From 2012 until 2016 an extensive project for the restoration of the building complex and the re-exhibition of its collections based on a modern museological approach was launched.
The new exhibition offers to visitors the chance to familiarize themselves with the cultural heritage of the island from Prehistoric to Roman times through a rich collection of exhibits that includes important works of art as well as objects of everyday use.
The exhibition unfolds on two levels.
On the ground floor, the prehistoric finds, many of which are displayed for the first time, travel visitors to the distant past of the island, from the Paleolithic to the Bronze Age. In the next gallery the exhibition narrates the history of the foundation of the ancient city in the late 8th century BC during the period of colonization and makes reference to its contacts with the other powerful Greek cities of the period.
On the floor, visitors have the opportunity to explore the historical course of Corfu from the 7th century BC until the 4th century AD. Key events in this timeline are the city's peak in Archaic and Classical times due to commerce, the turning point in the late 5th century BC as a consequence of the Peloponnesian war and the civil conflict, the uncertainty of the Hellenistic period with the successive claims of the island by various rulers, which gradually led to its decline and surrender to the Romans in 229 BC, and, finally, the island's short recovery under the Roman protection in the early post-Christian centuries.

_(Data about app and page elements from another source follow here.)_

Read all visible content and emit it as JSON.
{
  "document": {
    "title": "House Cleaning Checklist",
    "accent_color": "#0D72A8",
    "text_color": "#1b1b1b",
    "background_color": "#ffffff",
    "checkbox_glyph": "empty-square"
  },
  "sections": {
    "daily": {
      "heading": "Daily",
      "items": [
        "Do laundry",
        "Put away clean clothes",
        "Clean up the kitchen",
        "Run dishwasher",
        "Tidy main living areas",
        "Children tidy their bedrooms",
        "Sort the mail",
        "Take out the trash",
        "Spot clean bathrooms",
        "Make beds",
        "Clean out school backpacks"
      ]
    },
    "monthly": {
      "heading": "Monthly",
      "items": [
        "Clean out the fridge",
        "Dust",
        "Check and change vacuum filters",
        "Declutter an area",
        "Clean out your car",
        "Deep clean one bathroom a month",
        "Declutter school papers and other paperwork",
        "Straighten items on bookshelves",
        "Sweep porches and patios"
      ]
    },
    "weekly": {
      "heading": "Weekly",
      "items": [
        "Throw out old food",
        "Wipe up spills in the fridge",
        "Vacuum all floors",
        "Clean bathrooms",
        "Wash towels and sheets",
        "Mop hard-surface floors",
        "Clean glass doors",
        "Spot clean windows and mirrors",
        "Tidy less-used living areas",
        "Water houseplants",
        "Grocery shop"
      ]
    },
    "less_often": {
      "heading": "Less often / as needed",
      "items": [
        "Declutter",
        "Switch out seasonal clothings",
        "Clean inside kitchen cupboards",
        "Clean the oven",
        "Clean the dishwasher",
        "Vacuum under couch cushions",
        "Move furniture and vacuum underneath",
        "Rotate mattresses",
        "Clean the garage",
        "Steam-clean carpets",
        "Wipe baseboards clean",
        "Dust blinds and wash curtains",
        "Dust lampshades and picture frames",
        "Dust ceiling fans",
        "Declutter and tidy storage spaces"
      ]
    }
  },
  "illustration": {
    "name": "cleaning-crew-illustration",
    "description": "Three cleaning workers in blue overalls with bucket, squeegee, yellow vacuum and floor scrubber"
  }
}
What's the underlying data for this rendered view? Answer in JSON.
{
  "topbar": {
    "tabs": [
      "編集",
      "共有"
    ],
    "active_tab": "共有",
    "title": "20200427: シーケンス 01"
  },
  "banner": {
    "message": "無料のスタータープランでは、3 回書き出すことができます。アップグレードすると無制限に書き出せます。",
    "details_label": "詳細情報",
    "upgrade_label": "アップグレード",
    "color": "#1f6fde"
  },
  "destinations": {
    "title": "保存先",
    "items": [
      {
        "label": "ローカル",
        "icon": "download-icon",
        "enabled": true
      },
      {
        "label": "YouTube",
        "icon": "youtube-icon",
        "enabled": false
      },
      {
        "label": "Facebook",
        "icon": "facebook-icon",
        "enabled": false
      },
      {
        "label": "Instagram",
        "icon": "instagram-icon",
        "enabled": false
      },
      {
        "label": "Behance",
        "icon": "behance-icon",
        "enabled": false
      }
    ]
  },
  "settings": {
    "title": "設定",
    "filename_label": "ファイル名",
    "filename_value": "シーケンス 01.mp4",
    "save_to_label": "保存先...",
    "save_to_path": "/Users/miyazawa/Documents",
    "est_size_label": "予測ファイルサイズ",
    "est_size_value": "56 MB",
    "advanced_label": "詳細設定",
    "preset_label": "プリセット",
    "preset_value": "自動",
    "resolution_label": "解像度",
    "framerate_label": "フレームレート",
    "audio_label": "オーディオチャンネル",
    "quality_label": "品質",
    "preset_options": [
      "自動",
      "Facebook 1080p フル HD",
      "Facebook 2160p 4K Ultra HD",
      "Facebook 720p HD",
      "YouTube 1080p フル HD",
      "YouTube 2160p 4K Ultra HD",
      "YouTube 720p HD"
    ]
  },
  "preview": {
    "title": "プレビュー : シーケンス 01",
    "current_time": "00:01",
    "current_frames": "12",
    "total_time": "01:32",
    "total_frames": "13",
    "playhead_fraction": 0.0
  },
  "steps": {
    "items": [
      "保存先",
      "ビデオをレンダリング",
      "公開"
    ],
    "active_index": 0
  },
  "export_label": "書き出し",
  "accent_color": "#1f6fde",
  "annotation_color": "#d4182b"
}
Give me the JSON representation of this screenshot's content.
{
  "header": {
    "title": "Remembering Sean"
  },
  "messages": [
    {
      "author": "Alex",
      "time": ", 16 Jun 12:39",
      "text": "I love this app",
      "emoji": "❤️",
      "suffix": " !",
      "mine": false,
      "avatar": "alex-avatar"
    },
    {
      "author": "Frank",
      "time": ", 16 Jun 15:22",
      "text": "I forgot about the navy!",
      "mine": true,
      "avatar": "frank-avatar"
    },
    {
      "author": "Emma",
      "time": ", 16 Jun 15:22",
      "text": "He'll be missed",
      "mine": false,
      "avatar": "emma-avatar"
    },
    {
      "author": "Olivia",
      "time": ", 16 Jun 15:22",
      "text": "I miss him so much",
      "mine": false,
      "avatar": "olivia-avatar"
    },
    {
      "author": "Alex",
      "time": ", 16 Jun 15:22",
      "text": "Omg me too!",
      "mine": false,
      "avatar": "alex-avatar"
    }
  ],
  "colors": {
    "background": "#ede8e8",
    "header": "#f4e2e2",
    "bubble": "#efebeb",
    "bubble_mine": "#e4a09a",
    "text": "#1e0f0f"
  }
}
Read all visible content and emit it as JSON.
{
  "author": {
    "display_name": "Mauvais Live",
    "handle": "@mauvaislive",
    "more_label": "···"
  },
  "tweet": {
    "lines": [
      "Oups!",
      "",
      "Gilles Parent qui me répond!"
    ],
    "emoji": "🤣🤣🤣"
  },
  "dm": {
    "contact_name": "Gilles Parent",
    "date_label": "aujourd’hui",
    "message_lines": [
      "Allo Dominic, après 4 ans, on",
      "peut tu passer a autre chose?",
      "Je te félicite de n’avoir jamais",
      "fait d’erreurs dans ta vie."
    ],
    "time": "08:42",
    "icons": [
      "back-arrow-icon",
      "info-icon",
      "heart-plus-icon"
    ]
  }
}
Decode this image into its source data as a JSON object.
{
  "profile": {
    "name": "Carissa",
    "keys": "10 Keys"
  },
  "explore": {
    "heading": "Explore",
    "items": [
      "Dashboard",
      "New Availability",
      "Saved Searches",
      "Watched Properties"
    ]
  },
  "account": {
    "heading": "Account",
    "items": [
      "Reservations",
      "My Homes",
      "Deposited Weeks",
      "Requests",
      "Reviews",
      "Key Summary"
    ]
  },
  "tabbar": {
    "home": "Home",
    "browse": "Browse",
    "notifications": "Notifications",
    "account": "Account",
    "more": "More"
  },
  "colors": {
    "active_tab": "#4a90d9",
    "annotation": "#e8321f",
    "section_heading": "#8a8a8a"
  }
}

In the four galleries of the floor there are exhibits from the agora (market), the harbors, the sanctuaries, the private houses, the workshops and the cemetery of ancient Corfu, as well as finds from other places of the island, such as Kassiopi, Acharavi, Almyros, Afionas and Roda. Here, visitors are invited through six thematic units to discover aspects of the daily life of the inhabitants of the ancient city, their relationship with death, their cults, their craft and economic activities and, above all, the importance of the insitution of city - state in the shaping of the individual and collective identity.
Of special importance among the exhibits of the Museum are the pediment of the temple of Artemis, where the goddess is portrayed as Gorgon, various funeral monuments of the same period, such as the 'Lion of Menecrates', and the important epigraphic monuments, such as the grave stele of Arniadas and the capital of Xemvares.